Country Round Dorey.
short and matty, instead of being long, loose, and woolly; and this seemed to be a constitutional difference, not the effect of care and cultivation. Nearly half of them were afflicted with. the scurvy skin-disease. The old chief seemed much pleased with his present, and promised (through an interpreter I brought with me) to protect my men when they came there shooting, and also to procure me some birds and animals. While conversing, they smoked tobacco of their own growing, in pipes cut from a single piece of wood with a long upright handle.
We had arrived at Dorey about the end of the wet season, when the whole country was soaked with moisture. The native paths were so neglected as papuan pipe. to be often mere tunnels closed
over with vegetation, and in such places there was always a fearful accumulation of mud. To the naked Papuan this is no obstruction. He wades through it, and the next water-course makes him clean again; but to myself, wearing boots and trowsers, it was a most disagreeable thing to have to go up to my knees in a mud-hole every morning. The man I brought with me to cut wood fell ill soon after we arrived, or I would have set him to clear fresh paths in the worst places. For the first ten days it generally rained every afternoon and all night; but by going out every hour of fine weather, I managed to get on tolerably with my collections of birds and insects, finding most of those collected by Lesson during his visit in the Co-quille, as well as many new ones. It appears, however, that Dorey is not the place for birds of paradise, none of the natives being accustomed to preserve them.

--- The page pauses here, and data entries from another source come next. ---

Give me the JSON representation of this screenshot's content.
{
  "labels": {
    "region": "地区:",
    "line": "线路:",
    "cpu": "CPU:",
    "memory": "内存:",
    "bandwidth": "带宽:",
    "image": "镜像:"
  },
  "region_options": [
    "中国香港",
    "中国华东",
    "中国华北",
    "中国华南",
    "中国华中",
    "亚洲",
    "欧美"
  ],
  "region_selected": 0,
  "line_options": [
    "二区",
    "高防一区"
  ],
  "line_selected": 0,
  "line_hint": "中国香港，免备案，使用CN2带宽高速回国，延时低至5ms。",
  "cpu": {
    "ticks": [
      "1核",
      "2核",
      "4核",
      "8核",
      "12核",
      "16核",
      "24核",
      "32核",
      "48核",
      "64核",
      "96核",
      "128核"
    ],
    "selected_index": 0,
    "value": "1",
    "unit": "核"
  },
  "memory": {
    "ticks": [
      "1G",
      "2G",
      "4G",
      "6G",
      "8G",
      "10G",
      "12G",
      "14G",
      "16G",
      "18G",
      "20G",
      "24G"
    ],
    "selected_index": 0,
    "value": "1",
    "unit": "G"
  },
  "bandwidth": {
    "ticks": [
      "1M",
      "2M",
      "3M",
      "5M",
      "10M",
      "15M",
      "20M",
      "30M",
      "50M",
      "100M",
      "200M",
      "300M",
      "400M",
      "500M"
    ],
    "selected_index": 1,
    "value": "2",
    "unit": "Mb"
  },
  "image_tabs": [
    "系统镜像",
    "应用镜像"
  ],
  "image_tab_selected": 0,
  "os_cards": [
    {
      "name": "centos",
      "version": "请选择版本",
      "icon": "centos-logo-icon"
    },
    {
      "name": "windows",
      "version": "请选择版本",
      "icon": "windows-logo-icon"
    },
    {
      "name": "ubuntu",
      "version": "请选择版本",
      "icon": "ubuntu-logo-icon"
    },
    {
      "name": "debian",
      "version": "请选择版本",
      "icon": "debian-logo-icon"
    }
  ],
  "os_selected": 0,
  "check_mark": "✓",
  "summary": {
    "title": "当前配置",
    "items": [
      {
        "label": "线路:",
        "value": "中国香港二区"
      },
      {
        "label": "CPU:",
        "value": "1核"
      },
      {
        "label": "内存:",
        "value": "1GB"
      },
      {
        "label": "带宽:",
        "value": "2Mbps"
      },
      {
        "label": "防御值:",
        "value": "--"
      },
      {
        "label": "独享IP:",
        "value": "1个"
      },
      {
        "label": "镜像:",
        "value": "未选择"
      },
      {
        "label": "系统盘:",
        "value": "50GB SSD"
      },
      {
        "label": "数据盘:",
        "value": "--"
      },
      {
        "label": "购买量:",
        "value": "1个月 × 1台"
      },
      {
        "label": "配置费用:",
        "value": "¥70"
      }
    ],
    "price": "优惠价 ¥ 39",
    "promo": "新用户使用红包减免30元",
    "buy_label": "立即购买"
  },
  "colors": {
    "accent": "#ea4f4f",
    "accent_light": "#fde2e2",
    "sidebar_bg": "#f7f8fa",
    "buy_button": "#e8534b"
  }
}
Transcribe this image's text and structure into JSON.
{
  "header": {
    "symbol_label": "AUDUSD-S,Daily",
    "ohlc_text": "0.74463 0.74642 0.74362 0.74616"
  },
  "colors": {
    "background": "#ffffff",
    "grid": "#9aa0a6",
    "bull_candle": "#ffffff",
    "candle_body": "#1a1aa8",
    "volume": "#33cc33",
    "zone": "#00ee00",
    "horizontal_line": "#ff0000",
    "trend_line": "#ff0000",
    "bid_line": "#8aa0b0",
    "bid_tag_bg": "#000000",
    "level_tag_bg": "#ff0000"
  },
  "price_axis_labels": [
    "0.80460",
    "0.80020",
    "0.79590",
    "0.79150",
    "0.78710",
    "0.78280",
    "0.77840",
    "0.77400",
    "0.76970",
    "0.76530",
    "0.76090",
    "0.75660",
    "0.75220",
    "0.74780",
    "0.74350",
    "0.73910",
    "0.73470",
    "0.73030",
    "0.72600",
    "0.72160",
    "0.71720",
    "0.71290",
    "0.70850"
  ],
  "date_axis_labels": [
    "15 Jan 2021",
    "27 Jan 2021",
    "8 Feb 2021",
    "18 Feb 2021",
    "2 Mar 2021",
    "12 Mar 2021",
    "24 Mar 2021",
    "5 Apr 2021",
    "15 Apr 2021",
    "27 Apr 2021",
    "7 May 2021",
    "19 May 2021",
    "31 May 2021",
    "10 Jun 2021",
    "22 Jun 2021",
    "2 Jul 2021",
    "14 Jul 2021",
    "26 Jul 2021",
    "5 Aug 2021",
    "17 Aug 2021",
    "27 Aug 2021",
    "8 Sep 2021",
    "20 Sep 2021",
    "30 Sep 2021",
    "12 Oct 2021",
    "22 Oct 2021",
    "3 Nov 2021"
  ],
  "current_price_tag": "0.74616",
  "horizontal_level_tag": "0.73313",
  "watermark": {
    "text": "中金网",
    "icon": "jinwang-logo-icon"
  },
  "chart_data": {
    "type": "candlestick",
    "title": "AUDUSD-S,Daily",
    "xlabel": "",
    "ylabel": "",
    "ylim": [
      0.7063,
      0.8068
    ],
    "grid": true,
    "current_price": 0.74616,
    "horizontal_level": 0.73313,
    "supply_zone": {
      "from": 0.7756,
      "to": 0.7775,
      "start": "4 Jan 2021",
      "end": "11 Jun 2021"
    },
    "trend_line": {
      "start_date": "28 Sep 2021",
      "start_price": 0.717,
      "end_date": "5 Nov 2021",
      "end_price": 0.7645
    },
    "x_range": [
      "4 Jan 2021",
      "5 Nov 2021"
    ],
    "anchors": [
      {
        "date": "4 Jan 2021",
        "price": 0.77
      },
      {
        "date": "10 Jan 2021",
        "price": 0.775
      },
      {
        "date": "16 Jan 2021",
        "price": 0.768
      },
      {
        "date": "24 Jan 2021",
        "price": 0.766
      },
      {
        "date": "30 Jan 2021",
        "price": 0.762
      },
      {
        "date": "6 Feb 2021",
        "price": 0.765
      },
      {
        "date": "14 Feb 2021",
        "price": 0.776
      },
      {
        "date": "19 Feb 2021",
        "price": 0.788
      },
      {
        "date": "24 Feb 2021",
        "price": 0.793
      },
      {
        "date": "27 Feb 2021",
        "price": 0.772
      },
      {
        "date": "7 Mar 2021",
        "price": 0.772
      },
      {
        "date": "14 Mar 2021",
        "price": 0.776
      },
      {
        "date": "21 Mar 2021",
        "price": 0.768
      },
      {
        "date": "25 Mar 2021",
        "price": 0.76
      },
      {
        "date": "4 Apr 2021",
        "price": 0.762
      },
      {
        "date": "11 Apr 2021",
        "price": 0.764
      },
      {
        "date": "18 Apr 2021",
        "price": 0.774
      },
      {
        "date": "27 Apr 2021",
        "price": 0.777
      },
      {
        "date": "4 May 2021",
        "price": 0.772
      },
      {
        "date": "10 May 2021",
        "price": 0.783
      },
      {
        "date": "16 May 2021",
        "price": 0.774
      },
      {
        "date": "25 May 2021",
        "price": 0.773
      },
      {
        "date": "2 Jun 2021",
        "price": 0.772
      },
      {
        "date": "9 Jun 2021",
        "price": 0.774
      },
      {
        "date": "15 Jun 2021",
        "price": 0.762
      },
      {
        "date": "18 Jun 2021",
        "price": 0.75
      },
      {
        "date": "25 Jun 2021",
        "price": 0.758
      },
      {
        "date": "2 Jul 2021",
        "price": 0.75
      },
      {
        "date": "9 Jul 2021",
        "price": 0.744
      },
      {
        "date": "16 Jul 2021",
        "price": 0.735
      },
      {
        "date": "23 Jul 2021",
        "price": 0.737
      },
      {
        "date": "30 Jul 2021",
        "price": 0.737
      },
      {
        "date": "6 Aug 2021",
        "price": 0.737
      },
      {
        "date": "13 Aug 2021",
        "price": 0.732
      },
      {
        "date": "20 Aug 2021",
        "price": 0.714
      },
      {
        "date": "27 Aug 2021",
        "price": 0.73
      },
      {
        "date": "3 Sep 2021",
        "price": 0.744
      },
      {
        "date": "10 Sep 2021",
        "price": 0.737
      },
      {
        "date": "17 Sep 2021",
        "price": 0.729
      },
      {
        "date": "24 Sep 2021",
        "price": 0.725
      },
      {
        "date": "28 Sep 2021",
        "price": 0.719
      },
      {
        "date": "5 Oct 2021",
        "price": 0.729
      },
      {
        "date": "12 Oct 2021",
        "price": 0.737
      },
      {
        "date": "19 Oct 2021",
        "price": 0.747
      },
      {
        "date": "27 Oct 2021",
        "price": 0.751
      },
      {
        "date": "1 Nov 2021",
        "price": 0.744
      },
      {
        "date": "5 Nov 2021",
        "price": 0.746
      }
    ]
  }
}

Those sold here are all brought from Amberbaki, about a hundred miles west where the Doreyans go to trade.
The islands in the bay, with the low lands near the coast